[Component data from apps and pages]
[Start of section]

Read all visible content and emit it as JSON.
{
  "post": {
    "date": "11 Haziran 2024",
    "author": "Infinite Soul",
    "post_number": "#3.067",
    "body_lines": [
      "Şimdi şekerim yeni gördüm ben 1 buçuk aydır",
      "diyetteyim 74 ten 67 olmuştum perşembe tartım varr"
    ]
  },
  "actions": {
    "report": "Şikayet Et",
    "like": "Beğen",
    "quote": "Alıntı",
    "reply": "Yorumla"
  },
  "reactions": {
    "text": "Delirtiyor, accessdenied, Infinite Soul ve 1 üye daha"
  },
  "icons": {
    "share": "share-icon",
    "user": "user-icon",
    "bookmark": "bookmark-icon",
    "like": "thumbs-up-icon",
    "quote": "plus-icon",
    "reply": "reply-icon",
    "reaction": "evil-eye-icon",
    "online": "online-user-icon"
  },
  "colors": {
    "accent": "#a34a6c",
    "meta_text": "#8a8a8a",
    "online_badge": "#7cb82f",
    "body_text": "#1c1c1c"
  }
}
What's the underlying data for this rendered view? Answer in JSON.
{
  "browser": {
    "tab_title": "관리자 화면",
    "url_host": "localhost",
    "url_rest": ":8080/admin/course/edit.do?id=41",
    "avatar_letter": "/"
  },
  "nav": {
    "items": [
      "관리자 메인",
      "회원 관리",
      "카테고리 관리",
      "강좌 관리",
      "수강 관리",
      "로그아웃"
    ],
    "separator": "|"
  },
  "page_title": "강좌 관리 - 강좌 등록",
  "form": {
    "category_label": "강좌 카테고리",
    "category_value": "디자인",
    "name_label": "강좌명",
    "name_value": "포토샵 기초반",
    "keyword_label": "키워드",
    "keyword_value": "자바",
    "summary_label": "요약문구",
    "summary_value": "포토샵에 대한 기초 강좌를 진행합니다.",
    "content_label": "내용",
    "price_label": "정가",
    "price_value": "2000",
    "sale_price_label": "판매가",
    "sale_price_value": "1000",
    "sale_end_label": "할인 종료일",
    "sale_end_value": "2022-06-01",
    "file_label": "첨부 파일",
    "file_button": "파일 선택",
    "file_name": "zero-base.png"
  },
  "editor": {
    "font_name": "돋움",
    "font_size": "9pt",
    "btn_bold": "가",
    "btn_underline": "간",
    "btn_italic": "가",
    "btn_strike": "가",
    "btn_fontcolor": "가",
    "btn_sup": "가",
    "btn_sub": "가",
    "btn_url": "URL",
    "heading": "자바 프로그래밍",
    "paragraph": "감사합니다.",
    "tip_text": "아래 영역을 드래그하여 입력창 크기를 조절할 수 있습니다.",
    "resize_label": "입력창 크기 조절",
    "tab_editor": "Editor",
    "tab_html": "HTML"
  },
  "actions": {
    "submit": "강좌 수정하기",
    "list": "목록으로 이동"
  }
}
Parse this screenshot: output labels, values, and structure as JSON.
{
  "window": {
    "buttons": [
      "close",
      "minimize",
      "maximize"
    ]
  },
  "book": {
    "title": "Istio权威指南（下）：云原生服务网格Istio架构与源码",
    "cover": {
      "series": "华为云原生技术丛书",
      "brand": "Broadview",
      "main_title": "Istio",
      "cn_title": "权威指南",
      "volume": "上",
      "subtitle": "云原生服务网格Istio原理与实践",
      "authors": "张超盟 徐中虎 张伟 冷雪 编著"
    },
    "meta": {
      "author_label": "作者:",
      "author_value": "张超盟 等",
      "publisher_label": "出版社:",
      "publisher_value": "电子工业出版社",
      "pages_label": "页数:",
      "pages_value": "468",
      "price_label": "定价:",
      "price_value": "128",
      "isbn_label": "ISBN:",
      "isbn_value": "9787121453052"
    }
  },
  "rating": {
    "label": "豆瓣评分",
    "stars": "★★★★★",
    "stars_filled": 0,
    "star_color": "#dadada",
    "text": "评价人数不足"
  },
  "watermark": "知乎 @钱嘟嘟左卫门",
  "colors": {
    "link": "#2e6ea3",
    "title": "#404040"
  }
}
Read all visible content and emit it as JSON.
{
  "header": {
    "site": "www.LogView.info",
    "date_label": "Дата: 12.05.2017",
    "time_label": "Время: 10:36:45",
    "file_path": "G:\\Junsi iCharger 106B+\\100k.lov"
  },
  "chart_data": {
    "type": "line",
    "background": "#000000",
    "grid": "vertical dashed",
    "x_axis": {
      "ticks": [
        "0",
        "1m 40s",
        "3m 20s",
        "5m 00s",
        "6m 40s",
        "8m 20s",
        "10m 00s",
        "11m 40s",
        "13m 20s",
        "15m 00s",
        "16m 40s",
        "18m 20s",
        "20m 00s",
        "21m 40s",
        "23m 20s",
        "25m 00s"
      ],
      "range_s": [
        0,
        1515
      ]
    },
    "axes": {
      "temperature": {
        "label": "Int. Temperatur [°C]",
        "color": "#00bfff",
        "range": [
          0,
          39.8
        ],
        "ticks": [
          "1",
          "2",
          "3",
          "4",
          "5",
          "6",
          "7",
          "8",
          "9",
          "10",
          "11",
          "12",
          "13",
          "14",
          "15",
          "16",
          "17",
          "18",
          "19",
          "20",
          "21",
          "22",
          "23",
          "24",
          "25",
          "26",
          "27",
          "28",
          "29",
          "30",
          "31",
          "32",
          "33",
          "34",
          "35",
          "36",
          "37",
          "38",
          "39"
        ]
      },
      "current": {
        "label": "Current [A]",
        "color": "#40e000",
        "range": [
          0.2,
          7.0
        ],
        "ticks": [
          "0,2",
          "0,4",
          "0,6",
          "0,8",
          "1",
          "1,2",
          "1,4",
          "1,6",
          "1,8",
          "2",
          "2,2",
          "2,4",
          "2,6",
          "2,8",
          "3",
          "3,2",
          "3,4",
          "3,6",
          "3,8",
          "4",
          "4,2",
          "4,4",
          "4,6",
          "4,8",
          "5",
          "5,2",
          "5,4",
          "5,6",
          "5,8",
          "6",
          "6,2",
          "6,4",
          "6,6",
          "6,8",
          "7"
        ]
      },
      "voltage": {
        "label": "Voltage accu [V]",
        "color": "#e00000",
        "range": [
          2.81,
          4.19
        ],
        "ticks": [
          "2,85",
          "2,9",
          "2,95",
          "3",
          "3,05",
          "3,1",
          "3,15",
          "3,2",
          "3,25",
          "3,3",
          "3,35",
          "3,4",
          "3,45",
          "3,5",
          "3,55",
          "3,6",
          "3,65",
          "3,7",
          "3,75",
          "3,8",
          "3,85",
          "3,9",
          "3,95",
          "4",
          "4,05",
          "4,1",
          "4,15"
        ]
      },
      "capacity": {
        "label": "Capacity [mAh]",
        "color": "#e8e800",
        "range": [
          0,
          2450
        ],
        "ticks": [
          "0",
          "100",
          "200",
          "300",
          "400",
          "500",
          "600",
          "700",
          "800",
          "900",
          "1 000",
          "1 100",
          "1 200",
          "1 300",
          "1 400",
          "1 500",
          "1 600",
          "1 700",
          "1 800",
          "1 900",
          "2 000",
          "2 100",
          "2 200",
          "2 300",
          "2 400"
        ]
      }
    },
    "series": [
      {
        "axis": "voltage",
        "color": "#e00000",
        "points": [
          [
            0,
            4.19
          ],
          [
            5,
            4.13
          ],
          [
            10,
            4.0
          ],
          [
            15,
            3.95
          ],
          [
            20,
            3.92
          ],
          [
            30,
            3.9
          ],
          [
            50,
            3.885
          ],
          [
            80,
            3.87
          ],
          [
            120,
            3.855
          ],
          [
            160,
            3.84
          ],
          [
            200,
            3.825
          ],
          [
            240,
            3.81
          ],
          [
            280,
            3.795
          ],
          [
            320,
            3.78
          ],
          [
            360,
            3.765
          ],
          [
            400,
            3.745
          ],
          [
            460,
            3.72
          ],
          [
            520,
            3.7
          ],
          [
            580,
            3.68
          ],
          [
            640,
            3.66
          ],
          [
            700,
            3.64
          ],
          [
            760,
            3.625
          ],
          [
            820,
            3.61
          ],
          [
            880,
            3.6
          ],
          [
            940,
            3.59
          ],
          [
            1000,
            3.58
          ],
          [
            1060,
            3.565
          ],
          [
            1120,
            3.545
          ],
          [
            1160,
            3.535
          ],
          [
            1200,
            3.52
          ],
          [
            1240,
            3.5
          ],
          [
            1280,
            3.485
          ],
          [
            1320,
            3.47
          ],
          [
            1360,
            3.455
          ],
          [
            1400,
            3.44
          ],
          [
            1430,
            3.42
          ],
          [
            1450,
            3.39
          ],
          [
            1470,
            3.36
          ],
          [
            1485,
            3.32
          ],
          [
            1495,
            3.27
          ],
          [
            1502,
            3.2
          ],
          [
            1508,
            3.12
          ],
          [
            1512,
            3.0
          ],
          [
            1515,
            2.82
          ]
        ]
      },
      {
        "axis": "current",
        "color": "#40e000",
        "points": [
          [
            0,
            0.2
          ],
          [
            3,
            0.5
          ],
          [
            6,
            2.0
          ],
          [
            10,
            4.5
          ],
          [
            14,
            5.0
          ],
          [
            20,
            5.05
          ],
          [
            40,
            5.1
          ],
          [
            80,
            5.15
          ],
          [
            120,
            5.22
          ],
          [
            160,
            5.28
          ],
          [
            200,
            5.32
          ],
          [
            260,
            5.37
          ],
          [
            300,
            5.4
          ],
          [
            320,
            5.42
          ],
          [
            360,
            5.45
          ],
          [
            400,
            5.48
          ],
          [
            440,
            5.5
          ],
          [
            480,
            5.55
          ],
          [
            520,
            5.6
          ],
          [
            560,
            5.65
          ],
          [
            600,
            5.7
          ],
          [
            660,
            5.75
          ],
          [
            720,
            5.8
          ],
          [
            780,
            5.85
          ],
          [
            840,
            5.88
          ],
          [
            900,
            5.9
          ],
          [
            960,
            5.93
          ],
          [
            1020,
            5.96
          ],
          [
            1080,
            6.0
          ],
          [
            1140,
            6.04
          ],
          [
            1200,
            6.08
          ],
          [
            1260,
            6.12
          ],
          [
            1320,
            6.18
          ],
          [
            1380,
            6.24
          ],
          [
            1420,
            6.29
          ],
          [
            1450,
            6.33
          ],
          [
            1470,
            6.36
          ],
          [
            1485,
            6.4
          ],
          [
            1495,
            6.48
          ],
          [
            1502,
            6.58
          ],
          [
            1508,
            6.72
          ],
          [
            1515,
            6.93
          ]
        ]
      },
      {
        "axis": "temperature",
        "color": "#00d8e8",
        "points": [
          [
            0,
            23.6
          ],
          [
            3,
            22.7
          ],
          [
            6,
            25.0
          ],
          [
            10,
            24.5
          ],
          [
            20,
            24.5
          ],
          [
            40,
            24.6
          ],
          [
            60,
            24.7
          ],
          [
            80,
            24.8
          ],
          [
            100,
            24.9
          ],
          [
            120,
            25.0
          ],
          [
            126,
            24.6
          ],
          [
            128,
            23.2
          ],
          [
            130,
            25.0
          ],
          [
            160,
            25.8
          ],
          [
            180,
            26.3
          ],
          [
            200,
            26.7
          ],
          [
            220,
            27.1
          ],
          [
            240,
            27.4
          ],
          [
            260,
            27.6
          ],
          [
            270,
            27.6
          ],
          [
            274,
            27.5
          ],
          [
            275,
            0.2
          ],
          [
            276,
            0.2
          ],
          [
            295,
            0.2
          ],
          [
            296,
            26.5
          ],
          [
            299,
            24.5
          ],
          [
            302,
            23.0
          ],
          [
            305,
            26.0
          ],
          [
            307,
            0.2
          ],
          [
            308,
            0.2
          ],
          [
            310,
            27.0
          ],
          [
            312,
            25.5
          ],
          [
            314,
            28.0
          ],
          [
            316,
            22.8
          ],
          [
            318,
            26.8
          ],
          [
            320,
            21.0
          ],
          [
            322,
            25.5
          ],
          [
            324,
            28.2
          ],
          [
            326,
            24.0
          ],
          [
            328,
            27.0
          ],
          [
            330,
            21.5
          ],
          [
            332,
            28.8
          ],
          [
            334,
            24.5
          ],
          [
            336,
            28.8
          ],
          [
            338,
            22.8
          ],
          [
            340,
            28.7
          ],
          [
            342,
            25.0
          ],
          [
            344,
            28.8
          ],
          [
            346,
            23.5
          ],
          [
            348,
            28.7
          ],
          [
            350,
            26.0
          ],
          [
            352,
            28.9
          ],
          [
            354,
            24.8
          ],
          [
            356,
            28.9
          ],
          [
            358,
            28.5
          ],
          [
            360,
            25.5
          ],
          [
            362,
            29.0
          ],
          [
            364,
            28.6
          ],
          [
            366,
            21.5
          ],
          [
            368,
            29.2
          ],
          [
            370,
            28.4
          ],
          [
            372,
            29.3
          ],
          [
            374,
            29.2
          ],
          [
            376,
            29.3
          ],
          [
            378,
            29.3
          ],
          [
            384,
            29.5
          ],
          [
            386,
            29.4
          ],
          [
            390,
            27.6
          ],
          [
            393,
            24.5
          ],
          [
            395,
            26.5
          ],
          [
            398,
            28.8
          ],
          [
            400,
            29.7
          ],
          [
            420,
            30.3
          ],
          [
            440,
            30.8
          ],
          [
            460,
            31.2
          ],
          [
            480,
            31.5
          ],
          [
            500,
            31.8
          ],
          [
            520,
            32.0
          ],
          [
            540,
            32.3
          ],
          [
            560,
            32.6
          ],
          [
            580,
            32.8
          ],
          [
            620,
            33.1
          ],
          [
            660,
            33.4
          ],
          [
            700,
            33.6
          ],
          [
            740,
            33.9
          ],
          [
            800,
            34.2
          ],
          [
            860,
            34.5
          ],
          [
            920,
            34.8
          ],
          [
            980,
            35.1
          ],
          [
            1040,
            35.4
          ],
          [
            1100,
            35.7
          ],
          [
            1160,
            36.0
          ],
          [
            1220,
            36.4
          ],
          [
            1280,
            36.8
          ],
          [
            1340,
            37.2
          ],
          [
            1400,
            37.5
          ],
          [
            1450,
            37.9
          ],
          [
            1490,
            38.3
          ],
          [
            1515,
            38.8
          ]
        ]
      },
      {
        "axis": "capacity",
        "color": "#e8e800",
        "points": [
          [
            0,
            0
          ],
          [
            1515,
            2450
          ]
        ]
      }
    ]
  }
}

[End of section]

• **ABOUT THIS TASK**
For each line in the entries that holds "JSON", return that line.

• **FINISHED TASK**
Read all visible content and emit it as JSON.
What's the underlying data for this rendered view? Answer in JSON.
Parse this screenshot: output labels, values, and structure as JSON.
Read all visible content and emit it as JSON.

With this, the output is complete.